Leaving aside the obvious way they aren’t at all the same — President and Senator Lyndon Johnson was a statesman while Governor Chris Christie most certainly is not — I found this distinction by Michael Zuckerman in The Atlantic to be particularly compelling and important to understand: “Americans may admire a politician who can play hardball, but it matters whether his victim is a political opponent or an innocent citizen.”
Now, with the caveat (which Zuckerman acknowledges too) that Congressman Johnson was definitely not a statesman and his election campaigns to the U.S. Senate included not just bullying but outright ballot-box stuffing, and keeping in mind Johnson’s advocacy for some unsavory policies along the way, on balance Johnson is most notable, in terms of results achieved, for his bullying of other Senators and members of Congress into accepting civil rights legislation, voting rights legislation, anti-poverty programs, Medicare, Medicaid, and much more. These helped millions and continue to do so today.

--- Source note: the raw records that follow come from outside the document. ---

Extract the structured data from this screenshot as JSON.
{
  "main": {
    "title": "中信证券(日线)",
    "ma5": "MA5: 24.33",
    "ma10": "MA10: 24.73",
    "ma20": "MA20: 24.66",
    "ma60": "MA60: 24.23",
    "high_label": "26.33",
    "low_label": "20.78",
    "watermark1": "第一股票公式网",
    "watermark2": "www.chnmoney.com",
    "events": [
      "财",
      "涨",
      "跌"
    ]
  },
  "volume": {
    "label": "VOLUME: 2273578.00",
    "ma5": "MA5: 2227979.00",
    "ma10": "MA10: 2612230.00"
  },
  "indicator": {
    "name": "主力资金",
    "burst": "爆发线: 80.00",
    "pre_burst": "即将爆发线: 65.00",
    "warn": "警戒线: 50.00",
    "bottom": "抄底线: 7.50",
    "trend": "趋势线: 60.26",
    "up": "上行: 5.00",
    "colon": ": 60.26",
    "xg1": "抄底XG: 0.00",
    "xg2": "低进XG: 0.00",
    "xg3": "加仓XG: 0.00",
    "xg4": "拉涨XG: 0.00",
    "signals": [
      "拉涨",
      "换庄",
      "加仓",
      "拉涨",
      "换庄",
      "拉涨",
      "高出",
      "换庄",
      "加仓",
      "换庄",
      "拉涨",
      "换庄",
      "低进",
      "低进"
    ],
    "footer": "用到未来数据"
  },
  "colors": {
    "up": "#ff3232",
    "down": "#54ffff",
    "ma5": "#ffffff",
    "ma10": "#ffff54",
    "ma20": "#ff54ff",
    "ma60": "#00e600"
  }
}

In general, Gov. Christie’s bullying has been of average people — including citizens asking reasonable questions at town hall meetings — and of far less powerful politicians in the state who aren’t really blocking him from achieving policy goals but are just insufficiently supportive of him personally. That’s not helping people. And his staff certainly hurt a lot of ordinary people (via hurricane relief withholding and bridge closures) in their quest to bully the mayors of Fort Lee and Hoboken for failing to support Christie’s re-election bid in a timely manner.
More from Zuckerman:
Many politicians accept the slings and arrows of the game because they accept the basic Machiavellian premise: “not only that politicians must do evil in the name of the public good,” as philosopher-turned-politician Michael Ignatieff has argued, “but also that they shouldn’t worry about it.” It’s the recognition that the political space is one of conflict, and one where morality is limited in some ways.
Even so, morality is not—and never should be—absent from the equation: The key stipulation, which Machiavelli took seriously, is “in the name of the public good.” In other words: You may have to do ruthless things to your political opponents, but you do those things because they help your constituents. It matters, in politics, who benefits.
Such is the case with LBJ’s strong-arm tactics. Yes, he deceived, threatened, and browbeat colleagues—”That man will twist your arm off at the shoulder and beat your head in with it,” Dixiecrat Senator Richard Russell, a staunch opponent of civil rights, famously observed. But we are, rightly, most tempted to forgive LBJ these trespasses when he undertook them on behalf of his constituents, especially disenfranchised black people in the South and poor people across America—when he was bullying, you might say, for a cause.
Americans crave a strong executive who gets things done. We’re a people of action who created a system designed to accomplish little, slowly. But Christie is doing it wrong.